▶ _Your objective_
From the data below, return each line in which the string "favicon" is found.

Dataset rows describing interfaces
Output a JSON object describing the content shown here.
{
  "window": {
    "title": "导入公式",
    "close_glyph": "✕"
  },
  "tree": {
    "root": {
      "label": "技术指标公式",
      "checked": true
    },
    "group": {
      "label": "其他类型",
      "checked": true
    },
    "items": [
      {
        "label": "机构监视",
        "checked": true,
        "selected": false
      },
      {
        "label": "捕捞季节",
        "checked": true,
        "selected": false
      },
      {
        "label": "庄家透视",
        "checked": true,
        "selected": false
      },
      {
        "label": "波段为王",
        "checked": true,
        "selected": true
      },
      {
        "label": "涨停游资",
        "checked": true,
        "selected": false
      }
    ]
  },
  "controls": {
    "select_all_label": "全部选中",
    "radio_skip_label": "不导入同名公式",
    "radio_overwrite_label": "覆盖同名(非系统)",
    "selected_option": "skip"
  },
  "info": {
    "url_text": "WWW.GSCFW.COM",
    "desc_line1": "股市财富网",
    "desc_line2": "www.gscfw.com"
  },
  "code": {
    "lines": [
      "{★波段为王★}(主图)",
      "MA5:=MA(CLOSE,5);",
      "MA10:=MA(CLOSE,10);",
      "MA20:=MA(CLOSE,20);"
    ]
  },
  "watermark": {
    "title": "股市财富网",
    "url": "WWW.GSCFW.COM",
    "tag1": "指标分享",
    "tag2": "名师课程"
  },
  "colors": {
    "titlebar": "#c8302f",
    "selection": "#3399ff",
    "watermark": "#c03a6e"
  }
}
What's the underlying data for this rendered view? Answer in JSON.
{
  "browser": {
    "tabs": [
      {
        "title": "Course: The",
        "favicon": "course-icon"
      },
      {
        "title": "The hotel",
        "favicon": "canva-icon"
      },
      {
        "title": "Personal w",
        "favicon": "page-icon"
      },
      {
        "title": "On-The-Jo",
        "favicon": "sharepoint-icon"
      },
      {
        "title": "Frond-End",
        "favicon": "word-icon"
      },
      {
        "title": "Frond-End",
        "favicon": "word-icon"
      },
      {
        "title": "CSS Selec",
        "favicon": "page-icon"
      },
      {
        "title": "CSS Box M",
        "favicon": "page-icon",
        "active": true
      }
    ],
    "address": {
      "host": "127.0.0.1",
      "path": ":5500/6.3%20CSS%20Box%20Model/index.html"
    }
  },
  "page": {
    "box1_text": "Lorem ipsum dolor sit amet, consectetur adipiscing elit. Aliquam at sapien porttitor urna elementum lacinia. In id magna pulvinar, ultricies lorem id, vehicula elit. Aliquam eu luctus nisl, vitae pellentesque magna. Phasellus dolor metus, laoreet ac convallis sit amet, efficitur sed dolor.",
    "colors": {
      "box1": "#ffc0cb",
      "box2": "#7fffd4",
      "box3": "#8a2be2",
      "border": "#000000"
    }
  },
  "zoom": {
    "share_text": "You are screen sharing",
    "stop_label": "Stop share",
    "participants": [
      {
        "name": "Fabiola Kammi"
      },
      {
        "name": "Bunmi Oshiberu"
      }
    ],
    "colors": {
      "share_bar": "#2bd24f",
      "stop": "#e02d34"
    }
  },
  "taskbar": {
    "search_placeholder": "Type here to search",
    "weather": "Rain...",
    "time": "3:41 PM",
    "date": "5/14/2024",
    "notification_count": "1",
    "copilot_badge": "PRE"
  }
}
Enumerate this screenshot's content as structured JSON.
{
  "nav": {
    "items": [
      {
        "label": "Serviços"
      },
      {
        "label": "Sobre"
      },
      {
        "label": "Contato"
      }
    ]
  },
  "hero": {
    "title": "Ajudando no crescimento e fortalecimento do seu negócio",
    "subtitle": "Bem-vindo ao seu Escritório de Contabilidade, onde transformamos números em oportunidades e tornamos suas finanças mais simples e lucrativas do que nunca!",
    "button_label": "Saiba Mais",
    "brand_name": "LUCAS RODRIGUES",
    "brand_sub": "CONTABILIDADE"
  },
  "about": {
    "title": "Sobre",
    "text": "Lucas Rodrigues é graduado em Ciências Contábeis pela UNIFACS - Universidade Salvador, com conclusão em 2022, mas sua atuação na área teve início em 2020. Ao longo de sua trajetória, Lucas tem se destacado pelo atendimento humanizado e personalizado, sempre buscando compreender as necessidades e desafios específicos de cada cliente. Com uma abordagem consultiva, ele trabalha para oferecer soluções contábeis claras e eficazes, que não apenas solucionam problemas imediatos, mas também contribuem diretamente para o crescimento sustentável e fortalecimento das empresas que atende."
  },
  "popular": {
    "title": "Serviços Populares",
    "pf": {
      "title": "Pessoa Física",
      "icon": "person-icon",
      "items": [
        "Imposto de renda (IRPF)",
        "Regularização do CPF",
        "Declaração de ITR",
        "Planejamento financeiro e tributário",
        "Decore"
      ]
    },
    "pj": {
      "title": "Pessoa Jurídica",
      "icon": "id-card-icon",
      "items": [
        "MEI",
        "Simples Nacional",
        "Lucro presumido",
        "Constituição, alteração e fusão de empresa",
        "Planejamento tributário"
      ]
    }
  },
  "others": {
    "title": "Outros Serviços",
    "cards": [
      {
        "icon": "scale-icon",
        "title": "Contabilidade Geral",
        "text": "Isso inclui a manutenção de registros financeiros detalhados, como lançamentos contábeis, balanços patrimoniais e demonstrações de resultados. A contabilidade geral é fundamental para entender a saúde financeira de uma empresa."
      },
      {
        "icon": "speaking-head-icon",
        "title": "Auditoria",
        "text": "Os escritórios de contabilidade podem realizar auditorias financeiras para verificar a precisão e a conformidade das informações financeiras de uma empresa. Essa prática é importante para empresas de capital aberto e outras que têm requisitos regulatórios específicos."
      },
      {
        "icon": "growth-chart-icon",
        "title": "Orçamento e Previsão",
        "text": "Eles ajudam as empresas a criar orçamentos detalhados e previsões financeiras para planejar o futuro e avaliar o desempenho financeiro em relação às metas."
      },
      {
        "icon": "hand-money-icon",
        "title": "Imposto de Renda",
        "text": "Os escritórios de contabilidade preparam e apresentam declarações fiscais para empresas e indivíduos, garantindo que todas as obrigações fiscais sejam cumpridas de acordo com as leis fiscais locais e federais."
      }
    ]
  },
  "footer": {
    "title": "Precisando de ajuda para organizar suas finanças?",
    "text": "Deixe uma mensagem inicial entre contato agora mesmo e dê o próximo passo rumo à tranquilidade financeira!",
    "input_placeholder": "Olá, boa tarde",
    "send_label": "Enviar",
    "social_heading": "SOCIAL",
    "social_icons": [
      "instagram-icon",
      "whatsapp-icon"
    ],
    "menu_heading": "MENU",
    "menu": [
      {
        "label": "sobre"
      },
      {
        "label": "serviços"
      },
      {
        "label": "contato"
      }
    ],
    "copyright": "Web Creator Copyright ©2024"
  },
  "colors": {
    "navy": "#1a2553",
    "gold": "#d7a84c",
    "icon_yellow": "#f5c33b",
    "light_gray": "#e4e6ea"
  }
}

▶ _Answer space_
        "favicon": "course-icon"
        "favicon": "canva-icon"
        "favicon": "page-icon"
        "favicon": "sharepoint-icon"
        "favicon": "word-icon"
        "favicon": "word-icon"
        "favicon": "page-icon"
        "favicon": "page-icon",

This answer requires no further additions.